▶ Records for the task
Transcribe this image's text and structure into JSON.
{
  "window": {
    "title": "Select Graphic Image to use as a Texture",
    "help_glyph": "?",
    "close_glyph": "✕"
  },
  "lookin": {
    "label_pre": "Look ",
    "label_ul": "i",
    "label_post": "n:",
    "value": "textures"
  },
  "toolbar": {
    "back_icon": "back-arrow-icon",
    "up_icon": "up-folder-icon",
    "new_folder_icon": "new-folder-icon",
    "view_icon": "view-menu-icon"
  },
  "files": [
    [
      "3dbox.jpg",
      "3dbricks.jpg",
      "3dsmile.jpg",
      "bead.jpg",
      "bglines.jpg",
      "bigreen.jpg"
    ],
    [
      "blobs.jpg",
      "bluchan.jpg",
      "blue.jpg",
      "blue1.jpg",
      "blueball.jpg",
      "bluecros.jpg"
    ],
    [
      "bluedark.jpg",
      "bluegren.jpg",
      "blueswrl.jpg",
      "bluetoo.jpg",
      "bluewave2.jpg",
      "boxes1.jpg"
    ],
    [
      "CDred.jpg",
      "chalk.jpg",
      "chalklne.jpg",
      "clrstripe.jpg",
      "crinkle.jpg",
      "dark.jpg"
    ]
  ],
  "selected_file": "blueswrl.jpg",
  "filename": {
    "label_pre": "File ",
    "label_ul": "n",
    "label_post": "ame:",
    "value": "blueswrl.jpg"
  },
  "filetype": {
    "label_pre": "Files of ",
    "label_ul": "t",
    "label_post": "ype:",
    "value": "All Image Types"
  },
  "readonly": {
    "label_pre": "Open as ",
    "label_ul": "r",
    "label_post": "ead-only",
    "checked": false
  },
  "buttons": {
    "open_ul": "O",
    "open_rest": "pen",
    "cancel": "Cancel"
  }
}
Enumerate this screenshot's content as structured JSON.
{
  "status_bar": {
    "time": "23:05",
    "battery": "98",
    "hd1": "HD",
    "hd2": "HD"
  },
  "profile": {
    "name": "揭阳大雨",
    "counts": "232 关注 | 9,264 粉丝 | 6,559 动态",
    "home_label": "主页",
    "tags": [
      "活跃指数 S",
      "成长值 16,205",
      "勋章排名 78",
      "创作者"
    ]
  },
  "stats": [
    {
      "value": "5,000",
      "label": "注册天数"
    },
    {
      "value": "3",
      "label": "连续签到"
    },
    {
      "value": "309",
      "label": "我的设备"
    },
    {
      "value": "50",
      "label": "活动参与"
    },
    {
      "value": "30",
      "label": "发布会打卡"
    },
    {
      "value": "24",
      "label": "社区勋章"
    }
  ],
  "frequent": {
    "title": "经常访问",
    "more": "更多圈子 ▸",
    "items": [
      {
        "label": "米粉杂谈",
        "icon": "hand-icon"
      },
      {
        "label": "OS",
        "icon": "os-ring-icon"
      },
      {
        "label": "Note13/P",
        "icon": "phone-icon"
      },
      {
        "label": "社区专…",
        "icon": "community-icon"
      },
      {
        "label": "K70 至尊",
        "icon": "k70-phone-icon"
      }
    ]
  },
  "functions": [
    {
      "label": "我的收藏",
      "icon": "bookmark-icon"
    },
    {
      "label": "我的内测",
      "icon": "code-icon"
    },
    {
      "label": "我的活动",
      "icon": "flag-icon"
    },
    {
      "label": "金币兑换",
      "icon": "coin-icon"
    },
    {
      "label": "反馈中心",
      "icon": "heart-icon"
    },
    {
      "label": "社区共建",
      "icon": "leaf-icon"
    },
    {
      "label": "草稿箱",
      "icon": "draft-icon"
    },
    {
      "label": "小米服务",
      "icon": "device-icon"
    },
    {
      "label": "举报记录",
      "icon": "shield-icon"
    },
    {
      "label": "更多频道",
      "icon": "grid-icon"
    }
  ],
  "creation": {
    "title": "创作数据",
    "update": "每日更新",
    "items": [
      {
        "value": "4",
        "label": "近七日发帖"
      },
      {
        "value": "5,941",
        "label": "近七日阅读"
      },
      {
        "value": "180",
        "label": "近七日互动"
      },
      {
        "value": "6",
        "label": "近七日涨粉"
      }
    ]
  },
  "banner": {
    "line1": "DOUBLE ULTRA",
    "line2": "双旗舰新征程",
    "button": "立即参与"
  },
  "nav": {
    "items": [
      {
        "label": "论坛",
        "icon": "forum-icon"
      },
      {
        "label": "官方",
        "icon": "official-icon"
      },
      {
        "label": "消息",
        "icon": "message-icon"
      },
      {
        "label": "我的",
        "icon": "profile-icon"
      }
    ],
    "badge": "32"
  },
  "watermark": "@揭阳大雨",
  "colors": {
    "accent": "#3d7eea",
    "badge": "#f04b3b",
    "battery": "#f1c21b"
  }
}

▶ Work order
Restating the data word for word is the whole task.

▶ Solution
Transcribe this image's text and structure into JSON.
{
  "window": {
    "title": "Select Graphic Image to use as a Texture",
    "help_glyph": "?",
    "close_glyph": "✕"
  },
  "lookin": {
    "label_pre": "Look ",
    "label_ul": "i",
    "label_post": "n:",
    "value": "textures"
  },
  "toolbar": {
    "back_icon": "back-arrow-icon",
    "up_icon": "up-folder-icon",
    "new_folder_icon": "new-folder-icon",
    "view_icon": "view-menu-icon"
  },
  "files": [
    [
      "3dbox.jpg",
      "3dbricks.jpg",
      "3dsmile.jpg",
      "bead.jpg",
      "bglines.jpg",
      "bigreen.jpg"
    ],
    [
      "blobs.jpg",
      "bluchan.jpg",
      "blue.jpg",
      "blue1.jpg",
      "blueball.jpg",
      "bluecros.jpg"
    ],
    [
      "bluedark.jpg",
      "bluegren.jpg",
      "blueswrl.jpg",
      "bluetoo.jpg",
      "bluewave2.jpg",
      "boxes1.jpg"
    ],
    [
      "CDred.jpg",
      "chalk.jpg",
      "chalklne.jpg",
      "clrstripe.jpg",
      "crinkle.jpg",
      "dark.jpg"
    ]
  ],
  "selected_file": "blueswrl.jpg",
  "filename": {
    "label_pre": "File ",
    "label_ul": "n",
    "label_post": "ame:",
    "value": "blueswrl.jpg"
  },
  "filetype": {
    "label_pre": "Files of ",
    "label_ul": "t",
    "label_post": "ype:",
    "value": "All Image Types"
  },
  "readonly": {
    "label_pre": "Open as ",
    "label_ul": "r",
    "label_post": "ead-only",
    "checked": false
  },
  "buttons": {
    "open_ul": "O",
    "open_rest": "pen",
    "cancel": "Cancel"
  }
}
Enumerate this screenshot's content as structured JSON.
{
  "status_bar": {
    "time": "23:05",
    "battery": "98",
    "hd1": "HD",
    "hd2": "HD"
  },
  "profile": {
    "name": "揭阳大雨",
    "counts": "232 关注 | 9,264 粉丝 | 6,559 动态",
    "home_label": "主页",
    "tags": [
      "活跃指数 S",
      "成长值 16,205",
      "勋章排名 78",
      "创作者"
    ]
  },
  "stats": [
    {
      "value": "5,000",
      "label": "注册天数"
    },
    {
      "value": "3",
      "label": "连续签到"
    },
    {
      "value": "309",
      "label": "我的设备"
    },
    {
      "value": "50",
      "label": "活动参与"
    },
    {
      "value": "30",
      "label": "发布会打卡"
    },
    {
      "value": "24",
      "label": "社区勋章"
    }
  ],
  "frequent": {
    "title": "经常访问",
    "more": "更多圈子 ▸",
    "items": [
      {
        "label": "米粉杂谈",
        "icon": "hand-icon"
      },
      {
        "label": "OS",
        "icon": "os-ring-icon"
      },
      {
        "label": "Note13/P",
        "icon": "phone-icon"
      },
      {
        "label": "社区专…",
        "icon": "community-icon"
      },
      {
        "label": "K70 至尊",
        "icon": "k70-phone-icon"
      }
    ]
  },
  "functions": [
    {
      "label": "我的收藏",
      "icon": "bookmark-icon"
    },
    {
      "label": "我的内测",
      "icon": "code-icon"
    },
    {
      "label": "我的活动",
      "icon": "flag-icon"
    },
    {
      "label": "金币兑换",
      "icon": "coin-icon"
    },
    {
      "label": "反馈中心",
      "icon": "heart-icon"
    },
    {
      "label": "社区共建",
      "icon": "leaf-icon"
    },
    {
      "label": "草稿箱",
      "icon": "draft-icon"
    },
    {
      "label": "小米服务",
      "icon": "device-icon"
    },
    {
      "label": "举报记录",
      "icon": "shield-icon"
    },
    {
      "label": "更多频道",
      "icon": "grid-icon"
    }
  ],
  "creation": {
    "title": "创作数据",
    "update": "每日更新",
    "items": [
      {
        "value": "4",
        "label": "近七日发帖"
      },
      {
        "value": "5,941",
        "label": "近七日阅读"
      },
      {
        "value": "180",
        "label": "近七日互动"
      },
      {
        "value": "6",
        "label": "近七日涨粉"
      }
    ]
  },
  "banner": {
    "line1": "DOUBLE ULTRA",
    "line2": "双旗舰新征程",
    "button": "立即参与"
  },
  "nav": {
    "items": [
      {
        "label": "论坛",
        "icon": "forum-icon"
      },
      {
        "label": "官方",
        "icon": "official-icon"
      },
      {
        "label": "消息",
        "icon": "message-icon"
      },
      {
        "label": "我的",
        "icon": "profile-icon"
      }
    ],
    "badge": "32"
  },
  "watermark": "@揭阳大雨",
  "colors": {
    "accent": "#3d7eea",
    "badge": "#f04b3b",
    "battery": "#f1c21b"
  }
}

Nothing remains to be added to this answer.